When developing an API, automated testing is a must. For every programming language and framework several testing frameworks exist. All of them are usually wired to the way the API is implemented and to the programming language, that is used.
Another approach is to perform a blackbox API testing: The testing routines are not wired to any internal details of the API implementation.
Such a test can be performed with standard software and even included in a CI/CD-pipeline, like Jenkins.

Requirements

  • Postman for Windows to create the API tests.
  • NodeJS to run “newman”.
  • newman to run the Postman tests in the CLI.
  • wait-on to make sure the API server is ready before running newman.
  • Docker to simplify API server start/stop.

Creating Postman tests

Create the Postman tests as a collection. If needed you can define different environments.

After the collection and environments are defined export both as JSON and store them in your project’s repository.

TIP: The JSONs can also be imported into Postman to edit them further.

Running tests with newman

Use the run command to run all tests of the previously exported Postman collection:

newman run examples/sample-collection.json

A environment file can be added with the --environment parameter:

newman run examples/sample-collection.json --environment examples/sample-environment-1.json

Example of newman run summary:

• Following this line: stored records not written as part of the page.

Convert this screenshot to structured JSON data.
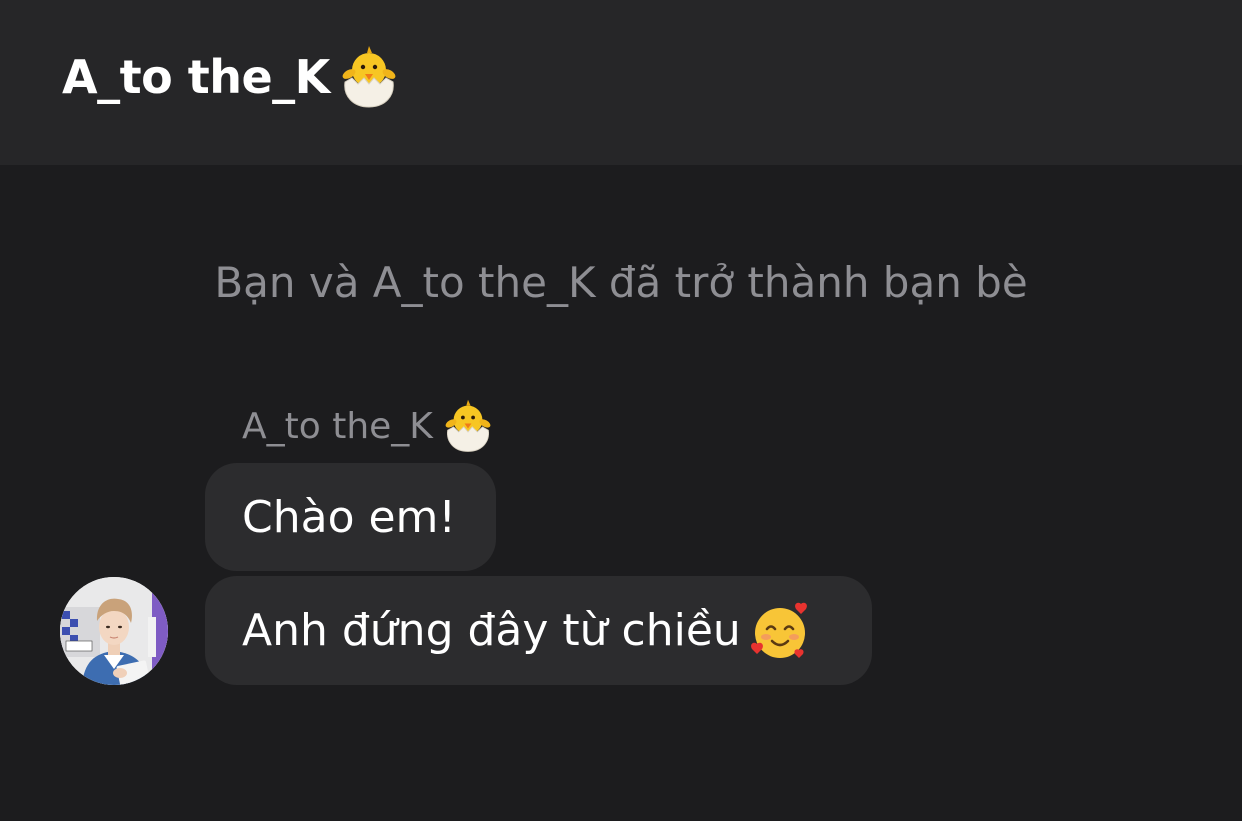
{
  "header": {
    "title": "A_to the_K",
    "title_icon": "hatching-chick-icon"
  },
  "conversation": {
    "system_message": "Bạn và A_to the_K đã trở thành bạn bè",
    "sender": {
      "name": "A_to the_K",
      "icon": "hatching-chick-icon",
      "avatar": "profile-photo"
    },
    "messages": [
      {
        "text": "Chào em!",
        "emoji": ""
      },
      {
        "text": "Anh đứng đây từ chiều",
        "emoji": "smiling-face-with-hearts-icon"
      }
    ]
  },
  "colors": {
    "background": "#1c1c1e",
    "header_background": "#262628",
    "bubble_background": "#2c2c2e",
    "secondary_text": "#8e8e93",
    "primary_text": "#ffffff"
  }
}
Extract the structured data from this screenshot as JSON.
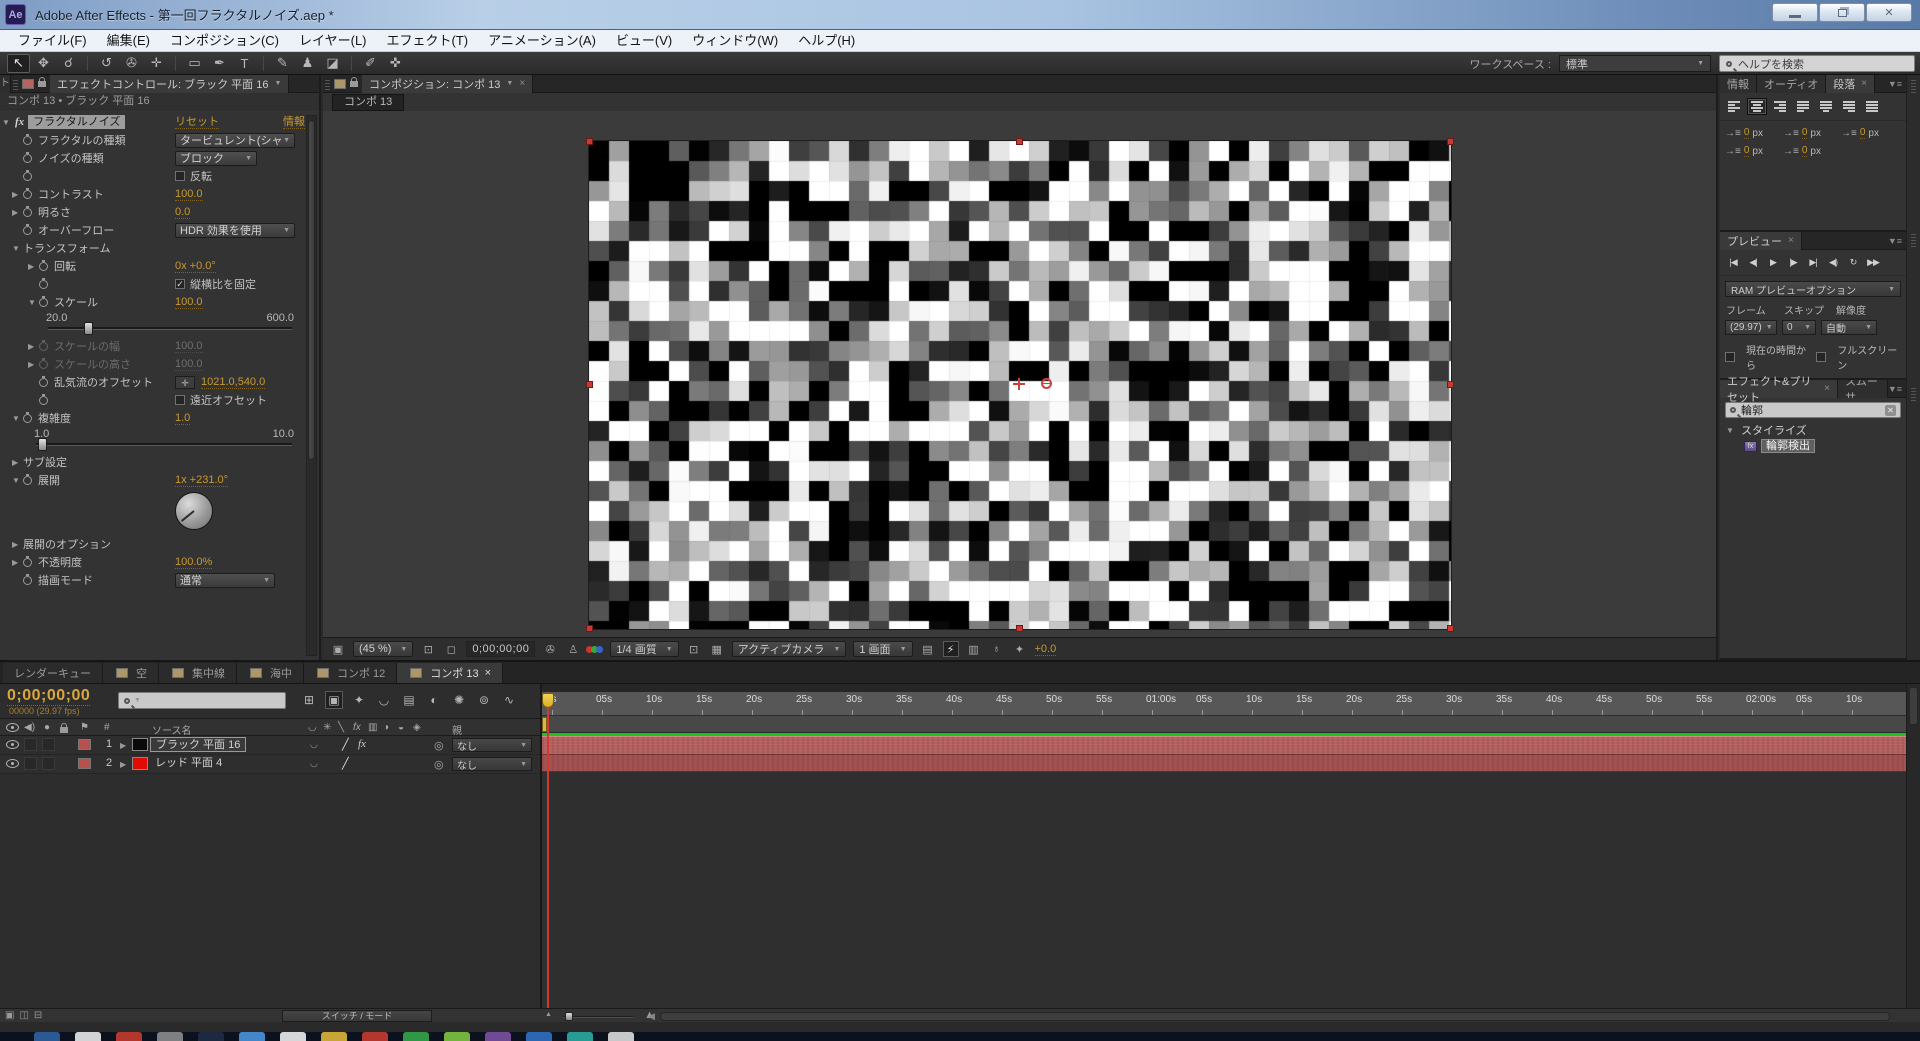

┌─────────────────────────┬───────────────────┬──────────────────┐
│                         │          executed │           failed │
├─────────────────────────┼───────────────────┼──────────────────┤
│              iterations │                 1 │                0 │
├─────────────────────────┼───────────────────┼──────────────────┤
│                requests │               211 │                0 │
├─────────────────────────┼───────────────────┼──────────────────┤
│            test-scripts │               202 │                0 │
├─────────────────────────┼───────────────────┼──────────────────┤
│      prerequest-scripts │                 7 │                0 │
├─────────────────────────┼───────────────────┼──────────────────┤
│              assertions │               204 │                0 │
├─────────────────────────┴───────────────────┴──────────────────┤
│ total run duration: 9.5s                                       │
├────────────────────────────────────────────────────────────────┤
│ total data received: 341.85KB (approx)                         │
├────────────────────────────────────────────────────────────────┤
│ average response time: 22ms [min: 2ms, max: 659ms, s.d.: 65ms] │
└────────────────────────────────────────────────────────────────┘

Generate a test report with newman

To generate a JUnit test report that can be interpreted by Jenkins the --reporters parameter can be used:

newman run examples/sample-collection.json --reporters junit

By default the report is stored in the newman folder.

Automated newman testing against a dockerized API server

If the API server is dockerized it is easy to automate the process of running the Postman tests against it. The following example assumes your API server is built as a Docker image with the name “apiServer”.

First a API server container with the name apiServerContainer is started. The name is important to clean up afterwards. The wait-on utility is used to make sure the API server container is started and ready for requests before the newman tests start. In the following example the API server listens on TCP port 8080.
Next the newman run command is used to run the tests and generate the JUint report.
After newman is finished the API server container is stopped and removed to clean up the system.

docker run --name apiServerContainer

wait-on tcp:8080
newman run examples/sample-collection.json --reporters junit

docker stop apiServerContainer
docker rm apiServerContainer

Jenkins job integration of newman

First configure the job to run the previously defined newman command with the --reporters option set.

To interpret the results in a Jenkins job the post-build action “Publish JUnit test result report” must be added to the job configuration. As “Test report XMLs” we add the newman/*.xml regular expression.

Now Jenkins will interpret any test report generated by newman and include the tests in the job status:

Jenkins test result trend - running blackbox api tests with newman and docker

Jenkins test result trend – running blackbox api tests with newman and docker